In addition to issues in the coastwide master contract, this year’s negotiations over supplementary local contracts have been contentious, especially in the Port of New York and New Jersey, where the New York Shipping Association is seeking changes in work rules, including requirements for extensive relief staffing.
Contact Joseph Bonney at email@example.com, and follow him at twitter.com/JosephBonney
NRF Urges Obama to Head Off ILA Strike
JOC Staff Dec 17, 2012 12:16PM EST
The National Retail Federation urged President Obama to “use all means necessary” to head off a threatened Maine-to-Texas container port strike by the International Longshoremen’s Association.
“We call upon you to use all means necessary, including Taft-Hartley, to keep the two sides at the negotiating table and head off a coast-wide strike,” the federation’s president and CEO, Matthew Shay, said in a letter to Obama.
The Taft-Hartley Act empowers the president to seek a court injunction triggering a back-to-work order halting strikes that threaten national health and safety. Taft-Hartley injunctions order the union back to work while negotiations continue under an 80-day cooling-off period.
The ILA and United States Maritime Association have been negotiating intermittently since March. Representatives of the ILA and USMX are scheduled to meet Tuesday to discuss one of the top issues, payments to dockworkers from container-funded container royalties.
ILA delegates last week ILA President Harold Daggett to call a strike if there’s no contract when a temporary extension ends Dec. 29.
Daggett said he’s prepared to cancel the strike threat if negotiators make headway on the royalty issue.

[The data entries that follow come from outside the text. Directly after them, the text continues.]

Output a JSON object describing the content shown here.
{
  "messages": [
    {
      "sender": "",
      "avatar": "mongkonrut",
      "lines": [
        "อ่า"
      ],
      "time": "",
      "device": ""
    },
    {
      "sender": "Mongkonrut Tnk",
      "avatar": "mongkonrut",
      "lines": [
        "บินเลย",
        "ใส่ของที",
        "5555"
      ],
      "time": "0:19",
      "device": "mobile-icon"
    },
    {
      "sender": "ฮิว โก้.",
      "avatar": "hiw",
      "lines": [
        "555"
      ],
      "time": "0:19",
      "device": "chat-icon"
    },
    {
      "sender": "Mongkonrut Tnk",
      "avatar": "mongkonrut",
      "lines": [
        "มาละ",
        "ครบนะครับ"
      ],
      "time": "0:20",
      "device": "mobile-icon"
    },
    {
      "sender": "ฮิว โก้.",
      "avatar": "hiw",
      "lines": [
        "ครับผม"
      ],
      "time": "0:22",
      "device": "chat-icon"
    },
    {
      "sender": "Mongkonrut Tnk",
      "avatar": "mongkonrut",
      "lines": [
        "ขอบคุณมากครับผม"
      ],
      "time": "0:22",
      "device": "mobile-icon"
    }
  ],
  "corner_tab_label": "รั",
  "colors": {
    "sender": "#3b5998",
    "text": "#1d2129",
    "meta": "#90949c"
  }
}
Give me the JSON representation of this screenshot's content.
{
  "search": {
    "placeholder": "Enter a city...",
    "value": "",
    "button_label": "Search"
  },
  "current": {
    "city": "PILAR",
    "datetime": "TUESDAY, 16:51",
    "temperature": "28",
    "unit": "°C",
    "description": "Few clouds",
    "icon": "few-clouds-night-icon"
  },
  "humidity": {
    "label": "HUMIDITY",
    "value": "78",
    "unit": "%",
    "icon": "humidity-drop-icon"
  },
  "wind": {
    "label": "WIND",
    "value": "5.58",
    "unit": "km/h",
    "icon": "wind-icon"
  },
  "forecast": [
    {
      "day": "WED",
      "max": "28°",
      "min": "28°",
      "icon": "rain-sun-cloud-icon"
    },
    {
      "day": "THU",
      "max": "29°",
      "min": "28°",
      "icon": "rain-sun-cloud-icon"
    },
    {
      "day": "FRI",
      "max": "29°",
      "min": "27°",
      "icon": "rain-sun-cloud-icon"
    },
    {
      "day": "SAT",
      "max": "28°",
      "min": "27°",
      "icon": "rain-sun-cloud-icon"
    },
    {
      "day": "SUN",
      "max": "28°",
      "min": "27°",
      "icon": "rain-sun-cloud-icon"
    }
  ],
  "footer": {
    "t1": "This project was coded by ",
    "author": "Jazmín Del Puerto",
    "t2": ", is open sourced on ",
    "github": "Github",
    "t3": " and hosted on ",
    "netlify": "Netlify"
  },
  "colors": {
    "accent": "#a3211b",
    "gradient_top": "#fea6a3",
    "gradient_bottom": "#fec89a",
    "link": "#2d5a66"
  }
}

That would clear the way for a second extension. The contract already has been extended for 90 days past its original Sept. 30 expiration.
The NRF letter said progress in negotiations has been slow and that the talks require “immediate intervention by the administration. Allowing a strike to occur for even one day could have a negative impact on all of those downstream businesses and employees who rely on the ports. The U.S. economy cannot afford to wait for a strike to occur before we see administration action. We urge you to get engaged now with these parties to ensure a strike does not occur.”
Montreal Prepares for Cargo Bump If ILA Strikes
Peter T. Leach, Senior Editor | Dec 14, 2012 10:18AM EST
The Port of Montreal is standing by to handle any cargo that would be diverted if the International Longshoremen’s Association strikes East and Gulf Coast ports at the end of the year.
“There is intention of handling whatever cargo comes this way” in the event of a strike, said Tony Boemi, the port’s vice president of growth and development. “By law, they (Montreal dockworkers) can’t not handle it.”
The ILA and employers represented by United States Maritime Alliance are racing the clock on negotiations for a new contract that expired on Sept. 30, but was extended to Dec. 29.
Although Montreal’s Maritime Employers Association is conducting its own negotiations with ILA locals 375 and 1657 for renewal of the contract that expires on Dec. 31, Boemi said the contract likely would be extended if they don’t reach agreement by year-end.
Negotiations, he said, “are going very well” and there is “absolutely no intention for any work stoppage.”
It’s common for the negotiations to continue beyond the expiration date. The last work stoppage in Montreal, which occurred in July 2010, came after the old contract had expired two years earlier. “In an absolute worst-case scenario, the earliest date there could be a strike is July 2013, so in the short term, there is absolutely no issue with Montreal,” Boemi said.